AIM OF THE TASK: Return all lines from the listing below in which the string "glyph" occurs.

DATASET RECORDS:

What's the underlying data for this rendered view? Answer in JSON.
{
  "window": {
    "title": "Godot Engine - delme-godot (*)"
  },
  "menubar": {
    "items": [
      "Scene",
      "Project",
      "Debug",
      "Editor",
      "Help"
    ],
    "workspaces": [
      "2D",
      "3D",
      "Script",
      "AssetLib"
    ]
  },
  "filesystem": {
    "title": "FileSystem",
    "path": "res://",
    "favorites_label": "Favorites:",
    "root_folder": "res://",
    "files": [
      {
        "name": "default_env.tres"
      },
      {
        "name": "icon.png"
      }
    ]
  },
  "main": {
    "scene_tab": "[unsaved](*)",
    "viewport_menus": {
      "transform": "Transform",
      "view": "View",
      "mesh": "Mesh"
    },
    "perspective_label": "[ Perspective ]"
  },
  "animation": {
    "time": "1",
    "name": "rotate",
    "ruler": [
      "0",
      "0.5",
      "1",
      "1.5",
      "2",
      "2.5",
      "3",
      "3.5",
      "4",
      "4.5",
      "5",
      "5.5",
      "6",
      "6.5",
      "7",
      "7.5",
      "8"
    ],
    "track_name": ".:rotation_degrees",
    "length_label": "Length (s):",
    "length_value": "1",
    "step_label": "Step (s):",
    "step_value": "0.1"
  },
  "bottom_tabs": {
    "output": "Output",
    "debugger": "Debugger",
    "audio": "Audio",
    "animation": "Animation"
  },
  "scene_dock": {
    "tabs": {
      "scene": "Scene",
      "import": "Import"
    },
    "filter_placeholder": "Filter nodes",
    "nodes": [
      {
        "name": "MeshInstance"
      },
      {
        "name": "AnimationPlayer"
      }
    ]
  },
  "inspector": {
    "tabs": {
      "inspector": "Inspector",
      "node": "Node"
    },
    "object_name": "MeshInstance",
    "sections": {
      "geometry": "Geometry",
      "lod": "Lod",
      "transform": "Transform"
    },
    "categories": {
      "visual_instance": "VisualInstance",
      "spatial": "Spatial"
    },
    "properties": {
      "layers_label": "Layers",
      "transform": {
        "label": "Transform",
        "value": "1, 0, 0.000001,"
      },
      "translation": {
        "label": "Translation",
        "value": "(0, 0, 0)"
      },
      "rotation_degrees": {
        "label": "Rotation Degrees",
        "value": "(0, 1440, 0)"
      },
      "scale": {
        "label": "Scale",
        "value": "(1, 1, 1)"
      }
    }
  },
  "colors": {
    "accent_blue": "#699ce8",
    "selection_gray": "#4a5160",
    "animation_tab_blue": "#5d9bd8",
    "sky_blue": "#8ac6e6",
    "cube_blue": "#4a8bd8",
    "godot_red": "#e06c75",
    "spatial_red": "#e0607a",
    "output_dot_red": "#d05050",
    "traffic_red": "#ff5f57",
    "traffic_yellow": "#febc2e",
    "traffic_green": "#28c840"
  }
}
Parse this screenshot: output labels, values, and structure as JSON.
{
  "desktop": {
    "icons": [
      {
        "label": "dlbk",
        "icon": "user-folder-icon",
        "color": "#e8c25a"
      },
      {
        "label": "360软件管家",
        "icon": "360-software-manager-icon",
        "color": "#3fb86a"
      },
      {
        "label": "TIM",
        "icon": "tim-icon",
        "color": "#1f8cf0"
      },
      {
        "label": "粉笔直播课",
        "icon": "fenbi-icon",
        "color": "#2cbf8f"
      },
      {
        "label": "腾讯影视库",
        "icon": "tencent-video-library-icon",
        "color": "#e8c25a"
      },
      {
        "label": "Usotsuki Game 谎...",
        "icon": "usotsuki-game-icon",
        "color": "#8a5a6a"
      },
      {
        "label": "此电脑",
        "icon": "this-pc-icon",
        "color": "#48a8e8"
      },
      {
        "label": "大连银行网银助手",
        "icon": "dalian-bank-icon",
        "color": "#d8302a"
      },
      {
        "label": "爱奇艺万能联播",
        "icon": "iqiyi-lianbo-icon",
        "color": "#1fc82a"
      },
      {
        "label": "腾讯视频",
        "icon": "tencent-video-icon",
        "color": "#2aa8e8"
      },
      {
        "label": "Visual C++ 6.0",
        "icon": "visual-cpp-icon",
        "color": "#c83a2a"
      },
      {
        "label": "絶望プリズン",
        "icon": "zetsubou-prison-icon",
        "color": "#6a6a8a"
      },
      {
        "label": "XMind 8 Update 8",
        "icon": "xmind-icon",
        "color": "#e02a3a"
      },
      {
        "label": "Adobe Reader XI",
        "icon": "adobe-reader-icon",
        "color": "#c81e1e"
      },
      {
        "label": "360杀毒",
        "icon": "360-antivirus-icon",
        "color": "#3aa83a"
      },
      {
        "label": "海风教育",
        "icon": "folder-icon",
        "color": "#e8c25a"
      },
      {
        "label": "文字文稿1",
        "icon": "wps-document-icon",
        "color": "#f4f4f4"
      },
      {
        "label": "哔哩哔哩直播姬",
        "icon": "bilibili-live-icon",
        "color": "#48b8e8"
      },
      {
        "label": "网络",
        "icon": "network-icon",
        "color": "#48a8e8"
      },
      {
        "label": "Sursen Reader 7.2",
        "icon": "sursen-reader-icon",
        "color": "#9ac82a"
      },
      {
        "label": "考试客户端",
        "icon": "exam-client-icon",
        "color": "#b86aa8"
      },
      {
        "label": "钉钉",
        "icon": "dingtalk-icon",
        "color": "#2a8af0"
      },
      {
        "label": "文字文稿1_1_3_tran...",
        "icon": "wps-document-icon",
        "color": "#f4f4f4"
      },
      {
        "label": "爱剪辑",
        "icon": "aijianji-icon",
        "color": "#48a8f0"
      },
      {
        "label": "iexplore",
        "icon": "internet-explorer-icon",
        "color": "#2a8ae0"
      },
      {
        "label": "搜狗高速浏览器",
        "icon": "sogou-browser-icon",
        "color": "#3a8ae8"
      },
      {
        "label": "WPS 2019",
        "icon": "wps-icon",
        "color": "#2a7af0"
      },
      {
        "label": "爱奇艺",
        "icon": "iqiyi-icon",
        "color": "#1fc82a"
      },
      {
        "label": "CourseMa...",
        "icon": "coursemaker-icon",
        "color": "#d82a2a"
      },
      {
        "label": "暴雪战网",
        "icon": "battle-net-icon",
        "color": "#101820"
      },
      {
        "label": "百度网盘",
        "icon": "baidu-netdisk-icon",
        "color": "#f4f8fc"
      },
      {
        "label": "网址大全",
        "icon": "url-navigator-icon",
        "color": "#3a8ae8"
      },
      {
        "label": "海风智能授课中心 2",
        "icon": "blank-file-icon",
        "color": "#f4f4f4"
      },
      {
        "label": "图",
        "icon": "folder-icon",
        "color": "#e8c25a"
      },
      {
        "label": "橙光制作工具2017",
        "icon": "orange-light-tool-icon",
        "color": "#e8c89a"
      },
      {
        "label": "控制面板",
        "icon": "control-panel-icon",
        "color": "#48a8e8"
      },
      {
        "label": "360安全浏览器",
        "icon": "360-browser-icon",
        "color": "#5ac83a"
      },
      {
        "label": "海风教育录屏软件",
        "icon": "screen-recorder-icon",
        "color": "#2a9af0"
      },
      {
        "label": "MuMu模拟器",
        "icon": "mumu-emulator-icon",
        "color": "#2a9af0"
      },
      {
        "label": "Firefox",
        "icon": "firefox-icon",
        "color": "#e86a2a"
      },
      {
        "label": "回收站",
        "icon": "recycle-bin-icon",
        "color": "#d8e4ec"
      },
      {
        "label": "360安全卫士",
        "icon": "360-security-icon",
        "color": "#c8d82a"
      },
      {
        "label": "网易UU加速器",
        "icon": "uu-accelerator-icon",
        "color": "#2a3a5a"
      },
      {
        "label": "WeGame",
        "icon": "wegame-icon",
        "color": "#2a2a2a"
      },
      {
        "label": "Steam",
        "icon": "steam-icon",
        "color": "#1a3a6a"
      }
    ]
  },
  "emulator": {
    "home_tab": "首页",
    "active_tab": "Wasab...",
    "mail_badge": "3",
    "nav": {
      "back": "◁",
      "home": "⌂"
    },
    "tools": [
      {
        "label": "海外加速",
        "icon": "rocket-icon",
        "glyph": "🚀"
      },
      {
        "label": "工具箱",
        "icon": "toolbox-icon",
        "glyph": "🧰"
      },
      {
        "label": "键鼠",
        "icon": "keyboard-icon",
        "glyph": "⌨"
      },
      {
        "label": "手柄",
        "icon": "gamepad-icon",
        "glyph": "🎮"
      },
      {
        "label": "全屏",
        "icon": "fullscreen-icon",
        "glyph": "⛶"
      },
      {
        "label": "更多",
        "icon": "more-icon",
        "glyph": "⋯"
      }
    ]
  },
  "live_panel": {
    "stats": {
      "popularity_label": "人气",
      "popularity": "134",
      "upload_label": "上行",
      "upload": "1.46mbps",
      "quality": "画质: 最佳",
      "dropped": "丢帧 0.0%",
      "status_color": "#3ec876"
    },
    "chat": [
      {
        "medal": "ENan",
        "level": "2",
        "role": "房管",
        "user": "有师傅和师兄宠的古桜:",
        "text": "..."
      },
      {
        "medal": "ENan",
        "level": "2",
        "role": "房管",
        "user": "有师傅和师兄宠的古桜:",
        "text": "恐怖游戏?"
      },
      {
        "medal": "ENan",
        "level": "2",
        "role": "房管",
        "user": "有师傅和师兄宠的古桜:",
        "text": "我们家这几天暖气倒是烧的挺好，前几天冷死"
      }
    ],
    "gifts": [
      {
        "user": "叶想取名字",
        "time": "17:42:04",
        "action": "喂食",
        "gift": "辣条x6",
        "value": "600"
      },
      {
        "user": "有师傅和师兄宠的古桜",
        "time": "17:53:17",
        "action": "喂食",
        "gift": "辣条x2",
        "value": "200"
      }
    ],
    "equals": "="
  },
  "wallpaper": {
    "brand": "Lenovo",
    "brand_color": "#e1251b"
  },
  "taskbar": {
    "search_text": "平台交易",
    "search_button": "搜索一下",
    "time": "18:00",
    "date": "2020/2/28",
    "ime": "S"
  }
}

TASK OUTPUT:
        "glyph": "🚀"
        "glyph": "🧰"
        "glyph": "⌨"
        "glyph": "🎮"
        "glyph": "⛶"
        "glyph": "⋯"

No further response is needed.